> [Problem] Please write out each entry that follows, keeping it exactly the same.
_ _ _ _ _ _ _
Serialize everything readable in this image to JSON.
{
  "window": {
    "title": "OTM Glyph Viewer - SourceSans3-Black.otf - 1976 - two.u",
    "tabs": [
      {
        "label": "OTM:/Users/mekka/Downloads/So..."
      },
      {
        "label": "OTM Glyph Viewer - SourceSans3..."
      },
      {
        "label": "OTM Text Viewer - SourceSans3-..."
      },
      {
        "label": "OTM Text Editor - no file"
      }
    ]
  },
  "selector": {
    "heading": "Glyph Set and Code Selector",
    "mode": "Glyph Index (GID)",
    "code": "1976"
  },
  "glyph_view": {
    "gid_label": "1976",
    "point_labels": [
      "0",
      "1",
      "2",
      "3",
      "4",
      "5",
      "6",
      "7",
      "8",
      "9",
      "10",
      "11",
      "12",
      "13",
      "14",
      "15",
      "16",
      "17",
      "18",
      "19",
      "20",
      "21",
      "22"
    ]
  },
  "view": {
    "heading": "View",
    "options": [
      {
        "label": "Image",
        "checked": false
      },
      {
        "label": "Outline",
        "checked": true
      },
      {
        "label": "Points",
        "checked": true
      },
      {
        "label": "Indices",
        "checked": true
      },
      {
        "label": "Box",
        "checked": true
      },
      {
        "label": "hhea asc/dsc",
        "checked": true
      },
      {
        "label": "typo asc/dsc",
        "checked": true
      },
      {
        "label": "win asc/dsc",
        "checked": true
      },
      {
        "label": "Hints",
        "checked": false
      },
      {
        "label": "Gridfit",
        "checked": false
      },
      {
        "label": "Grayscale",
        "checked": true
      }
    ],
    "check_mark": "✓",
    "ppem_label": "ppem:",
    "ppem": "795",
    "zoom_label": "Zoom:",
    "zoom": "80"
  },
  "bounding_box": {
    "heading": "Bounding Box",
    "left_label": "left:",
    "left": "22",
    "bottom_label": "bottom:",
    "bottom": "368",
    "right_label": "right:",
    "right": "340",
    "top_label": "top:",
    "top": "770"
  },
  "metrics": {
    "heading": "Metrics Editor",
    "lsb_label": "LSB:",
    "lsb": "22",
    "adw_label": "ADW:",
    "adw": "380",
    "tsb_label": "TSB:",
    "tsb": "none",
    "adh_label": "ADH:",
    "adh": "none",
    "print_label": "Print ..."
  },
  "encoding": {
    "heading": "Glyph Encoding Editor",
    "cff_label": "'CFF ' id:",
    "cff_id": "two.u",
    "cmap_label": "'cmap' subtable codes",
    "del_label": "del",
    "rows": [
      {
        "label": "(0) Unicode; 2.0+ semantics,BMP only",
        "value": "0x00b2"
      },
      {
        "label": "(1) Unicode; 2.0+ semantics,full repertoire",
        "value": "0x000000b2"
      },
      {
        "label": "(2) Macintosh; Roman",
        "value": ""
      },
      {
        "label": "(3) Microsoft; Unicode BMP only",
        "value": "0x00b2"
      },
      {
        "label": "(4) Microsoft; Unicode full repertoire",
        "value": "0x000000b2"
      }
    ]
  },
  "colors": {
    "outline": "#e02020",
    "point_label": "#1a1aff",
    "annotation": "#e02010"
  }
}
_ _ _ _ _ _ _
> [Written response]
Serialize everything readable in this image to JSON.
{
  "window": {
    "title": "OTM Glyph Viewer - SourceSans3-Black.otf - 1976 - two.u",
    "tabs": [
      {
        "label": "OTM:/Users/mekka/Downloads/So..."
      },
      {
        "label": "OTM Glyph Viewer - SourceSans3..."
      },
      {
        "label": "OTM Text Viewer - SourceSans3-..."
      },
      {
        "label": "OTM Text Editor - no file"
      }
    ]
  },
  "selector": {
    "heading": "Glyph Set and Code Selector",
    "mode": "Glyph Index (GID)",
    "code": "1976"
  },
  "glyph_view": {
    "gid_label": "1976",
    "point_labels": [
      "0",
      "1",
      "2",
      "3",
      "4",
      "5",
      "6",
      "7",
      "8",
      "9",
      "10",
      "11",
      "12",
      "13",
      "14",
      "15",
      "16",
      "17",
      "18",
      "19",
      "20",
      "21",
      "22"
    ]
  },
  "view": {
    "heading": "View",
    "options": [
      {
        "label": "Image",
        "checked": false
      },
      {
        "label": "Outline",
        "checked": true
      },
      {
        "label": "Points",
        "checked": true
      },
      {
        "label": "Indices",
        "checked": true
      },
      {
        "label": "Box",
        "checked": true
      },
      {
        "label": "hhea asc/dsc",
        "checked": true
      },
      {
        "label": "typo asc/dsc",
        "checked": true
      },
      {
        "label": "win asc/dsc",
        "checked": true
      },
      {
        "label": "Hints",
        "checked": false
      },
      {
        "label": "Gridfit",
        "checked": false
      },
      {
        "label": "Grayscale",
        "checked": true
      }
    ],
    "check_mark": "✓",
    "ppem_label": "ppem:",
    "ppem": "795",
    "zoom_label": "Zoom:",
    "zoom": "80"
  },
  "bounding_box": {
    "heading": "Bounding Box",
    "left_label": "left:",
    "left": "22",
    "bottom_label": "bottom:",
    "bottom": "368",
    "right_label": "right:",
    "right": "340",
    "top_label": "top:",
    "top": "770"
  },
  "metrics": {
    "heading": "Metrics Editor",
    "lsb_label": "LSB:",
    "lsb": "22",
    "adw_label": "ADW:",
    "adw": "380",
    "tsb_label": "TSB:",
    "tsb": "none",
    "adh_label": "ADH:",
    "adh": "none",
    "print_label": "Print ..."
  },
  "encoding": {
    "heading": "Glyph Encoding Editor",
    "cff_label": "'CFF ' id:",
    "cff_id": "two.u",
    "cmap_label": "'cmap' subtable codes",
    "del_label": "del",
    "rows": [
      {
        "label": "(0) Unicode; 2.0+ semantics,BMP only",
        "value": "0x00b2"
      },
      {
        "label": "(1) Unicode; 2.0+ semantics,full repertoire",
        "value": "0x000000b2"
      },
      {
        "label": "(2) Macintosh; Roman",
        "value": ""
      },
      {
        "label": "(3) Microsoft; Unicode BMP only",
        "value": "0x00b2"
      },
      {
        "label": "(4) Microsoft; Unicode full repertoire",
        "value": "0x000000b2"
      }
    ]
  },
  "colors": {
    "outline": "#e02020",
    "point_label": "#1a1aff",
    "annotation": "#e02010"
  }
}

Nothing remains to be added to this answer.